  6. Alcohol Regulation in the United States The Role of Local Government • States may delegate some or most of their authority to local governments • States may allow localities to impose stricter rules than required by the state • State preemption: Legal term for describing the extent to which the state limits this local authority 6

  7. Levels of State Preemption Exclusive or near exclusive State authority (e.g., NY, TX) High State Preemption State licensing, local zoning and police powers (e.g., CA, IA) Local authority State authority Joint State and local licensing (e.g., GA, CO) Local licensing, minimum State standards (e.g., WI, NV, HI) Low State Preemption 7

  8. State Preemption New York City Case Example • New York City and its neighborhood councils have the authority to regulate most land uses EXCEPT alcohol retail outlets • Between 1985 and 2007,the State licensing agency added 358 alcohol retail outlets in a 1.8 square mile area in the Lower East Side of New York City 8

  9. Challenges to Developing a Public Health Approach to Alcohol Regulation Conflict exists between commercial interests and public health policy reform, particularly at the state/federal levels 9

  10. Alcohol Taxes • States and the federal government impose alcohol taxes • There is strong scientific evidence showing the effectiveness of increasing alcohol taxes for reducing excessive alcohol consumption and related harms • Alcohol taxes have been steadily and substantially decreasing over the past 4 decades 10

  11. Federal Excise Tax RatesPer Gallon Absolute Alcohol, 1970–2010 Excise tax Year Adjusted for inflation: 1970 baseline U.S. Bureau of Labor Statistics 11

  12. Average State Beer Excise Tax RatesPer Gallon of Beer, 1975–2008 Excise tax Adjusted for inflation: 1970 baseline Beer Almanac, 2009;U.S. Bureau of Labor Statistics, 2010 12

  13. ChallengePush for Deregulation • Increasing pressure in states to deregulate alcohol sales • Public health and law enforcement constituencies do not consider alcohol regulation a high priority • The “ratchet” effect • Once instituted, deregulatory measures are hard to reverse because new economic stakeholders are established 13

  14. Deregulating (Privatizing) State Alcohol Retail Stores States that privatized state stores Other control states States with proposals to privatize state stores 14

  15. Challenge Adult Commercial Host Liability Number of States 15

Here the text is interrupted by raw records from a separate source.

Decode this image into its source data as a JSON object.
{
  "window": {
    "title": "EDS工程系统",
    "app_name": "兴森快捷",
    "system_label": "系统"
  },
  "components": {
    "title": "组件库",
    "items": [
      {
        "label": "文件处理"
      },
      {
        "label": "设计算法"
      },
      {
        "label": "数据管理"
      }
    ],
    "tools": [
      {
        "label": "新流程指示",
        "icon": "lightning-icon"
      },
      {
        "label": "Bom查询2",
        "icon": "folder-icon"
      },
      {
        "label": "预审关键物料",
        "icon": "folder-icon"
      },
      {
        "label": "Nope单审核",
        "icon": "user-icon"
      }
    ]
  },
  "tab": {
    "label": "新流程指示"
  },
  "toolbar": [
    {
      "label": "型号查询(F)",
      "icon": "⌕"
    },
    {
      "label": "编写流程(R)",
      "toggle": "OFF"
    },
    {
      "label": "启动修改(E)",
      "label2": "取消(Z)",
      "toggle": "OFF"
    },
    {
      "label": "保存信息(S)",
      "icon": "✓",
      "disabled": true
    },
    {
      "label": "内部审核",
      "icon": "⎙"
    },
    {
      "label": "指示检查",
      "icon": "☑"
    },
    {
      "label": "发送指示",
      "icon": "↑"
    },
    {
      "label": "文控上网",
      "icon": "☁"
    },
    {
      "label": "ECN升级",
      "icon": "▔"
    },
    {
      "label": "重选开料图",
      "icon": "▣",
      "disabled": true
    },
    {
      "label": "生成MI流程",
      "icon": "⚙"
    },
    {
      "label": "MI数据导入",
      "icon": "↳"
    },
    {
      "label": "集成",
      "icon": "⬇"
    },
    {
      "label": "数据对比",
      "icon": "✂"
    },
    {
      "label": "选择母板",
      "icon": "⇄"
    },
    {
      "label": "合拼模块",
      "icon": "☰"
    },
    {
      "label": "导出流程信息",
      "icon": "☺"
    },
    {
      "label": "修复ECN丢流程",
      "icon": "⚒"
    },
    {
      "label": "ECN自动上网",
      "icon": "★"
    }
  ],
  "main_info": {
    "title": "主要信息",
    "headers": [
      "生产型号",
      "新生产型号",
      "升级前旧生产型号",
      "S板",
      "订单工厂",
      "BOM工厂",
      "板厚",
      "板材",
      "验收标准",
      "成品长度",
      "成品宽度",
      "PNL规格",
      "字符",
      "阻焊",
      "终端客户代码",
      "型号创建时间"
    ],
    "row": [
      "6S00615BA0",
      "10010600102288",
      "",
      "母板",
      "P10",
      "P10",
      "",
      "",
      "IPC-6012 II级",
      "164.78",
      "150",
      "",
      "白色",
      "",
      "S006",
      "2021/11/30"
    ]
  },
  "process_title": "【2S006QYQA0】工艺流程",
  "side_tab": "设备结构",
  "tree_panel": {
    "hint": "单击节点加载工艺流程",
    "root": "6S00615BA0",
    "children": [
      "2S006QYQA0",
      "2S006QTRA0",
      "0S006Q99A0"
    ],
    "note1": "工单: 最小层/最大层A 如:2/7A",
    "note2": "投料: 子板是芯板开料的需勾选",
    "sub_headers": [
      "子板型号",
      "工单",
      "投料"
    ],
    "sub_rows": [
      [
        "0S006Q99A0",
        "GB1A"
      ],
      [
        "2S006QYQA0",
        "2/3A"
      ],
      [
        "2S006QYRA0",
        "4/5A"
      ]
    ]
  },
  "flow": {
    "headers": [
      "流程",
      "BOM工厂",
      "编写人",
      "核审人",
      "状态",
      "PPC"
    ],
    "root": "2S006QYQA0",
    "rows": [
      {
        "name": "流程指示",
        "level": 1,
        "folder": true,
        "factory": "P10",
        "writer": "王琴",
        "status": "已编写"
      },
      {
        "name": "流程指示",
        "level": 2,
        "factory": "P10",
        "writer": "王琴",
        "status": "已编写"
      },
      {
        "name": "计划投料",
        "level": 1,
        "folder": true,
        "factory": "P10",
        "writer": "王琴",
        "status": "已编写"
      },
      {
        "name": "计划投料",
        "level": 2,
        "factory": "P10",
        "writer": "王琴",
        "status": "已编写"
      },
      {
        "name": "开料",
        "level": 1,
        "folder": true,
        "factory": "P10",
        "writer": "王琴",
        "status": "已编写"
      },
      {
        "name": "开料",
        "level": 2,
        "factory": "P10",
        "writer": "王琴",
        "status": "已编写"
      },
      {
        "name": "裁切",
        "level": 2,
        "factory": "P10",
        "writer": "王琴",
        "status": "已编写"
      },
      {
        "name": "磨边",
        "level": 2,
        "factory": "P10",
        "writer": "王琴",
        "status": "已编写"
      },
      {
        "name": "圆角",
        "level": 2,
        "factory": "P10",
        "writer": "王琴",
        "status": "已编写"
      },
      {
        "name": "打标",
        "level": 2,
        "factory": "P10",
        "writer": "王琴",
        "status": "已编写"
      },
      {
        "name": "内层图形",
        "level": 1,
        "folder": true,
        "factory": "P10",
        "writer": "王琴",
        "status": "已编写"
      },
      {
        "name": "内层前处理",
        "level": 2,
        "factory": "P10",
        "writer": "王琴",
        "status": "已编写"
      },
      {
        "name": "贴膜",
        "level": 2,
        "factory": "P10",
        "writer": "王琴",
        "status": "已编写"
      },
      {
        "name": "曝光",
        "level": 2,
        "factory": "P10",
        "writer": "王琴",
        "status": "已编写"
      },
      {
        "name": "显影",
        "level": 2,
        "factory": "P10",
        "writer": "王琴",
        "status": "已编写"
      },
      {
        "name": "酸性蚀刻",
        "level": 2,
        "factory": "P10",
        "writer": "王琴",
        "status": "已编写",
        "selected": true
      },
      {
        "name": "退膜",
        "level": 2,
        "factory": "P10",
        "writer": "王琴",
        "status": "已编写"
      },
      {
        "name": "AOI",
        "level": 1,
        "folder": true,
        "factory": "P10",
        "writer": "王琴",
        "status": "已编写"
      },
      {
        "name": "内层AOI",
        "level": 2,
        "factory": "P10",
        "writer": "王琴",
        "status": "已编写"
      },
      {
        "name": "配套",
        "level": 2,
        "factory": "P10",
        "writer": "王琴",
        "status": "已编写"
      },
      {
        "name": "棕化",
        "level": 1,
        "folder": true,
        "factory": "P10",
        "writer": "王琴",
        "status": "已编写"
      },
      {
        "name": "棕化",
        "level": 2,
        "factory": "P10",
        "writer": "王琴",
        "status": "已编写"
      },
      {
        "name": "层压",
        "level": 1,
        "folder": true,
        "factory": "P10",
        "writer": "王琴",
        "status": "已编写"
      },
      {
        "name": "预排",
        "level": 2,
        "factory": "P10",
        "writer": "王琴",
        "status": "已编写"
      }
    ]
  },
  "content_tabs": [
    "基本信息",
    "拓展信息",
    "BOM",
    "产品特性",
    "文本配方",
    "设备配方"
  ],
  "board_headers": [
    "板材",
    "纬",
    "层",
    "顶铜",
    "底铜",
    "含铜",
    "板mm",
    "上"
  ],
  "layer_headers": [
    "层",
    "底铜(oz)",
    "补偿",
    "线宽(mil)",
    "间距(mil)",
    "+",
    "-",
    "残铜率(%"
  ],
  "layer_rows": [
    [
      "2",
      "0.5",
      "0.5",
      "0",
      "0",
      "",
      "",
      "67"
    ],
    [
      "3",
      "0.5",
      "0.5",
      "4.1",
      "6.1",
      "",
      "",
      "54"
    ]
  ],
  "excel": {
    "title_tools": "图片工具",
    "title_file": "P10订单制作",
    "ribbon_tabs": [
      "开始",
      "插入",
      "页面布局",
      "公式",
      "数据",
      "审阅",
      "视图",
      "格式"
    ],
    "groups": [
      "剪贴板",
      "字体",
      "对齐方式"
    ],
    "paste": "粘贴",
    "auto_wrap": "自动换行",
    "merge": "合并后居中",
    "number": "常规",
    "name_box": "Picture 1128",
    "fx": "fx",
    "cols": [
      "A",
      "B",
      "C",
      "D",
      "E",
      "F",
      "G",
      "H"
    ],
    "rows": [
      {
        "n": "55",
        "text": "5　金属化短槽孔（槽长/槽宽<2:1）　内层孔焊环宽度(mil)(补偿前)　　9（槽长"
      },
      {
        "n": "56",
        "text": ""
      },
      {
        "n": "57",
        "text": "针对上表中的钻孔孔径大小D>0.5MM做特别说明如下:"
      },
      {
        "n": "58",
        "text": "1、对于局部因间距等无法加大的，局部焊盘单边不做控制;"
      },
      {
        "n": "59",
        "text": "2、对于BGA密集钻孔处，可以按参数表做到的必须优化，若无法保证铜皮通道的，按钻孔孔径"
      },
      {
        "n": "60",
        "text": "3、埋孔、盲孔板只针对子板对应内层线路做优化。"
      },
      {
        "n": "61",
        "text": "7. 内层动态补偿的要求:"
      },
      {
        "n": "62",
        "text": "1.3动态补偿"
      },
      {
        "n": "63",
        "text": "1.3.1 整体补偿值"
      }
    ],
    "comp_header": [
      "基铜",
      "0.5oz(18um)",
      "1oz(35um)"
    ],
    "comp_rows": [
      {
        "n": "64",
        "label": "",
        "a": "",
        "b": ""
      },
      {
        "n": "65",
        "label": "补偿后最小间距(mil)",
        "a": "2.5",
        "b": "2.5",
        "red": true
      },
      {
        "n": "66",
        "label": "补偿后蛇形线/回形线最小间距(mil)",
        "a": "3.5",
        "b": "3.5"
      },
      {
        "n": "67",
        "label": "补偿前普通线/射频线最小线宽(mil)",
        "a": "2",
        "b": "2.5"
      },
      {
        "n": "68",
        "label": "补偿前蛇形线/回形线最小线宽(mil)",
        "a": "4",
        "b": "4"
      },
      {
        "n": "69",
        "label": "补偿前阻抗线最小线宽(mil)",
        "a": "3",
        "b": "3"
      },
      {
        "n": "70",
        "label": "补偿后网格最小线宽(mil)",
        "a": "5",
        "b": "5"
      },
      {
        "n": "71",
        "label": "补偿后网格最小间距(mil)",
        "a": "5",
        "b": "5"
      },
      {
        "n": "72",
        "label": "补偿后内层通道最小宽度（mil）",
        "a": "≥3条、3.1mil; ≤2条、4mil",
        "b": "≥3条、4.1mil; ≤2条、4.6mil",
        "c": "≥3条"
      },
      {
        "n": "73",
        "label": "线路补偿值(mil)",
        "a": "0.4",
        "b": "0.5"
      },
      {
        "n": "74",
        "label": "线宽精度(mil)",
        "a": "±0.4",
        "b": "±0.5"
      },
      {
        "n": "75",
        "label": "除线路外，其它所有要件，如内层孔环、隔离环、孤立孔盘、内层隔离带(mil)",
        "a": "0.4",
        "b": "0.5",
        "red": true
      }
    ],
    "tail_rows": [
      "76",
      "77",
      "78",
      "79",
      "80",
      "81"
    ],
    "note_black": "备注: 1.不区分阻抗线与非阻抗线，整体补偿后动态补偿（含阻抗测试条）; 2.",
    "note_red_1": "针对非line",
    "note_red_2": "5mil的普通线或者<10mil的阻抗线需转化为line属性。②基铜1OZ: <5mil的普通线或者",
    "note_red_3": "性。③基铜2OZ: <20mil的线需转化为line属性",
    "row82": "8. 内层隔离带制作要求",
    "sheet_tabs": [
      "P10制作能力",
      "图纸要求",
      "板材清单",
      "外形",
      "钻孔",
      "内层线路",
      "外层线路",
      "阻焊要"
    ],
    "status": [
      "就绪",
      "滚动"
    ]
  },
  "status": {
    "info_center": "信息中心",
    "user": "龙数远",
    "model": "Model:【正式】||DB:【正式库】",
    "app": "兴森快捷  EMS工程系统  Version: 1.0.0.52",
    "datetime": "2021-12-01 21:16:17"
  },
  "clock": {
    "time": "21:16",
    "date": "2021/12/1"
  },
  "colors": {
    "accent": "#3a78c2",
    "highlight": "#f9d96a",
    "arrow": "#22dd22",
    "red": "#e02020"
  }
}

  16. Opportunities for Change Chicago and Cook County Alcohol Taxes • Cook County doubled its alcohol taxes effective January 1, 2012 • Four increases in Chicago/Cook County since 2005 • Current Chicago and Cook County • alcohol taxes/gallon • Beer: $.38/gallon • Other beverages (based on alcohol content) • <14%: $.60/gallon (e.g., table wine, wine coolers) • 14%-20%: $1.34/gallon (e.g., fortified wine) • >20%: $5.18/gallon (e.g., distilled spirits) 16

  17. OpportunitiesMaryland Alcohol Tax • Enacted a special 3% alcohol sales tax in 2011 • Promoted by a coalition of 1,200 health care and social services organizations 17

  18. OpportunitiesPublic Support for Alcohol Policy Initiatives Voter support, dime-a-drink alcohol tax, Maryland 2010 Health priorities How funds are spent Address deficit Strongly favor Favor, not strongly Oppose, not strongly Strongly oppose Not sure 18

  19. Opportunities Local and State Campaigns: Alcohol Outlet Density 19

  20. Way Forward • Implementation of alcohol policy reforms are feasible and have potential for significant public health gains • Public health constituencies can play an instrumental role in the process • Assessing and disseminating scientific findings • Educating decision makers and key constituencies • Providing expertise to state and local coalitions • Conducting evaluations to determine effectiveness of interventions 20